(Entries from a dataset of interfaces)
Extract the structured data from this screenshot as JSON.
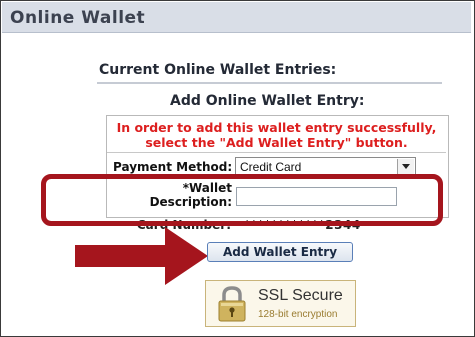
{
  "window": {
    "title": "Online Wallet"
  },
  "current_entries": {
    "title": "Current Online Wallet Entries:"
  },
  "add_entry": {
    "title": "Add Online Wallet Entry:",
    "warning": "In order to add this wallet entry successfully, select the \"Add Wallet Entry\" button.",
    "payment_method": {
      "label": "Payment Method:",
      "value": "Credit Card"
    },
    "wallet_description": {
      "label": "*Wallet Description:",
      "value": ""
    },
    "card_number": {
      "label": "Card Number:",
      "value": "************2344"
    },
    "submit_label": "Add Wallet Entry"
  },
  "ssl": {
    "title": "SSL Secure",
    "subtitle": "128-bit encryption"
  },
  "colors": {
    "highlight": "#a5151d",
    "warning_text": "#dd1f1f"
  }
}
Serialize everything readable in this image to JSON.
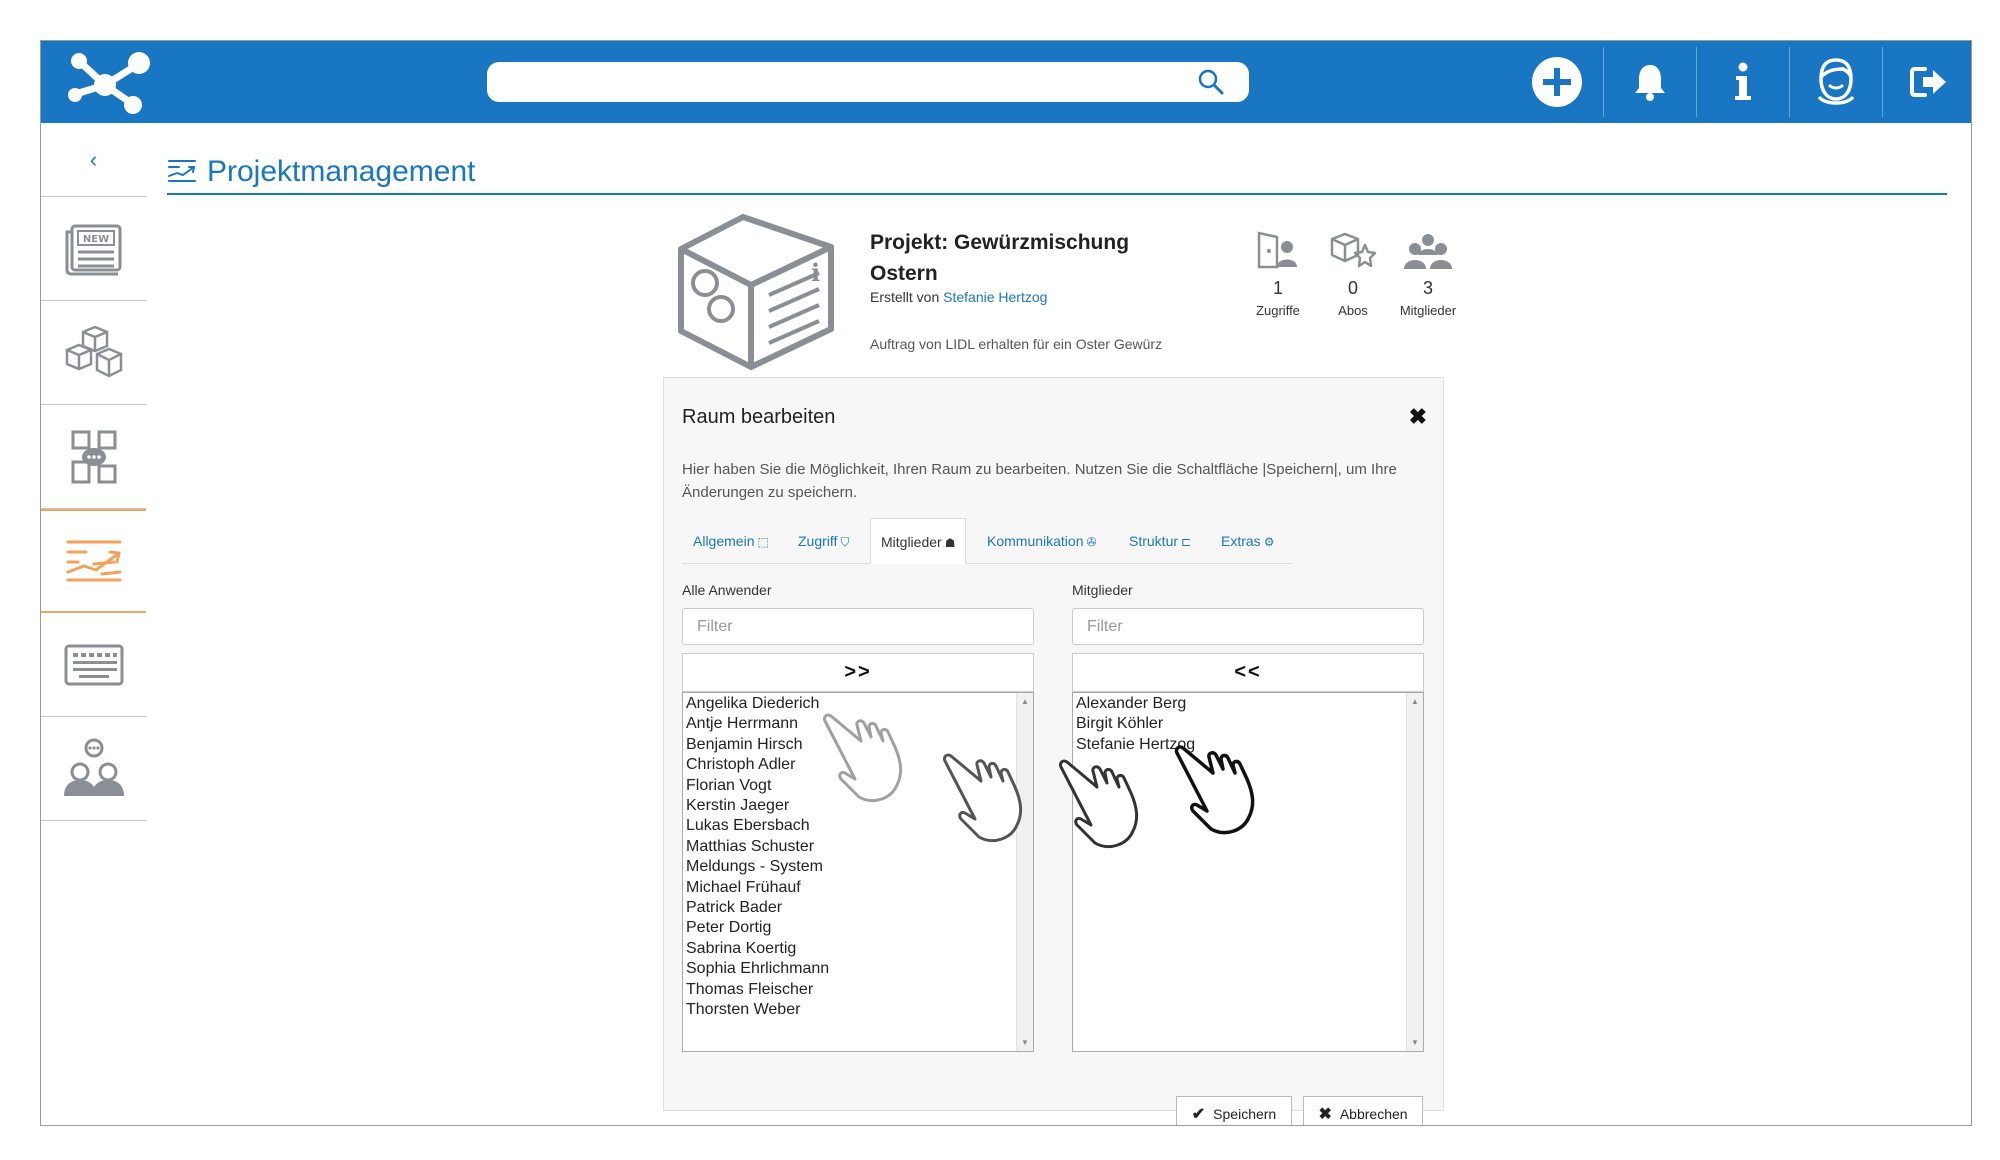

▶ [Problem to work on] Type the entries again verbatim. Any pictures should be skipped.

▶ [Exercise response]
Extract the structured data from this screenshot as JSON.
{
  "window": {
    "title": "Online Wallet"
  },
  "current_entries": {
    "title": "Current Online Wallet Entries:"
  },
  "add_entry": {
    "title": "Add Online Wallet Entry:",
    "warning": "In order to add this wallet entry successfully, select the \"Add Wallet Entry\" button.",
    "payment_method": {
      "label": "Payment Method:",
      "value": "Credit Card"
    },
    "wallet_description": {
      "label": "*Wallet Description:",
      "value": ""
    },
    "card_number": {
      "label": "Card Number:",
      "value": "************2344"
    },
    "submit_label": "Add Wallet Entry"
  },
  "ssl": {
    "title": "SSL Secure",
    "subtitle": "128-bit encryption"
  },
  "colors": {
    "highlight": "#a5151d",
    "warning_text": "#dd1f1f"
  }
}
Serialize everything readable in this image to JSON.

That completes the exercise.